(Beginning of Record set)

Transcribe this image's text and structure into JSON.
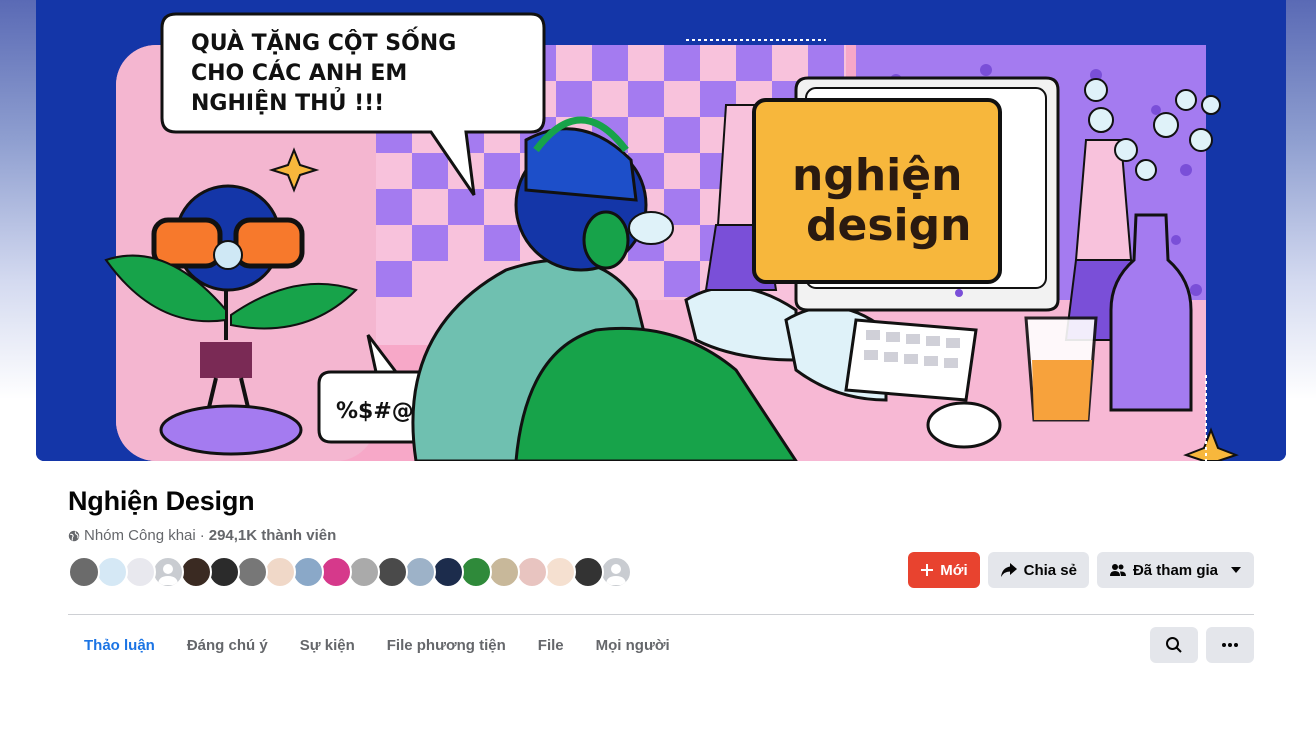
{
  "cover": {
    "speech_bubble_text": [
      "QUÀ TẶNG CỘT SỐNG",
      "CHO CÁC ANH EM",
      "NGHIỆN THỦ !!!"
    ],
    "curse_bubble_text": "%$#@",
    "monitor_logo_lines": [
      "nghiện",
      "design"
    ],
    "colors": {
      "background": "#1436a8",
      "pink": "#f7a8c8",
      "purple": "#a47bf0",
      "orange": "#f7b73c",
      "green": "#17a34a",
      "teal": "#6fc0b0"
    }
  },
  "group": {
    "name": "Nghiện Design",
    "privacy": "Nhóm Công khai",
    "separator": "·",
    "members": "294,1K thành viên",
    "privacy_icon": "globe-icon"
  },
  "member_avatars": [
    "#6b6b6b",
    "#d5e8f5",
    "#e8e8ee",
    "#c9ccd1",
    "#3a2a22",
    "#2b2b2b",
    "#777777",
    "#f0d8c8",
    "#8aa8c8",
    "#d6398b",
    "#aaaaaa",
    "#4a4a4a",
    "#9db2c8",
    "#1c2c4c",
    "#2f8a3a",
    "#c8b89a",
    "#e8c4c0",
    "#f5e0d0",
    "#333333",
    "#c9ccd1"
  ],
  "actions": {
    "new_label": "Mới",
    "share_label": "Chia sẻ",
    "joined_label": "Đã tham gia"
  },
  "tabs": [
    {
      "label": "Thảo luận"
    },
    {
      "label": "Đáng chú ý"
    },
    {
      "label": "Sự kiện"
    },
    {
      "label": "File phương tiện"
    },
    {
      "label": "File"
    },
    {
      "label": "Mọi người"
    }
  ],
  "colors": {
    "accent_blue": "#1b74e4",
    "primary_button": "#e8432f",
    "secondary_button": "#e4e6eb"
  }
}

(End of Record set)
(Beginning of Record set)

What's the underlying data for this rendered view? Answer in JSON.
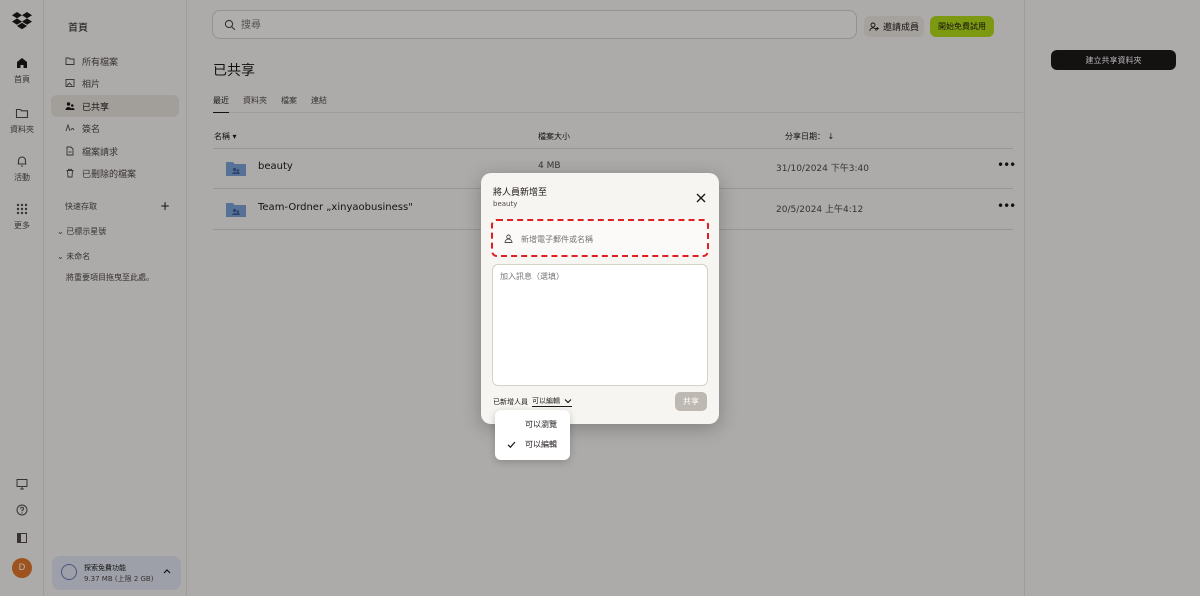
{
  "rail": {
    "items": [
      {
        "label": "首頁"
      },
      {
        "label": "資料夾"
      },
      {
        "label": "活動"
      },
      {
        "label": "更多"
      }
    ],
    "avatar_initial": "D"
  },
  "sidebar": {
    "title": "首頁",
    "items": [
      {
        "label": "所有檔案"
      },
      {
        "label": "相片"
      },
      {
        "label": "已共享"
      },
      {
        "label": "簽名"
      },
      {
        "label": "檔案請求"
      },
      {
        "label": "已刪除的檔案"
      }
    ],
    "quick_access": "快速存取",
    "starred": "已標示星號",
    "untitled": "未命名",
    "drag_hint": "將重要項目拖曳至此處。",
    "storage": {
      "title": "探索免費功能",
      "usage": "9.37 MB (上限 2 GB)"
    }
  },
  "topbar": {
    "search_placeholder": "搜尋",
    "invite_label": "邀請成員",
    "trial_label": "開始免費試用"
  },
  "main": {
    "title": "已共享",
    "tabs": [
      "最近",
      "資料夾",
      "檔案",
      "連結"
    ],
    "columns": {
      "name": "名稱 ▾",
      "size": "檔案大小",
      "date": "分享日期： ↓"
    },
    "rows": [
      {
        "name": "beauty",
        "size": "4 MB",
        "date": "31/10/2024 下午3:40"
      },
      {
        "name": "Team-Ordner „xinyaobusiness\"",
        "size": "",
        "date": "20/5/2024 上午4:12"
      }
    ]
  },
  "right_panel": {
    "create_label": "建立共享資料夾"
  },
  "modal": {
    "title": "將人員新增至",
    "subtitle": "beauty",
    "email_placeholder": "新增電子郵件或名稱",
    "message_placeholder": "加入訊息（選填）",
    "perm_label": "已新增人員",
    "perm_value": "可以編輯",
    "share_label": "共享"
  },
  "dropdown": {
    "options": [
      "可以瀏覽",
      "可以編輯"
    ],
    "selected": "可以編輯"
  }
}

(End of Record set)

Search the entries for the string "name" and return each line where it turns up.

## Solution for this exercise
    "name": "Nghiện Design",
      "name": "名稱 ▾",
        "name": "beauty",
        "name": "Team-Ordner „xinyaobusiness\"",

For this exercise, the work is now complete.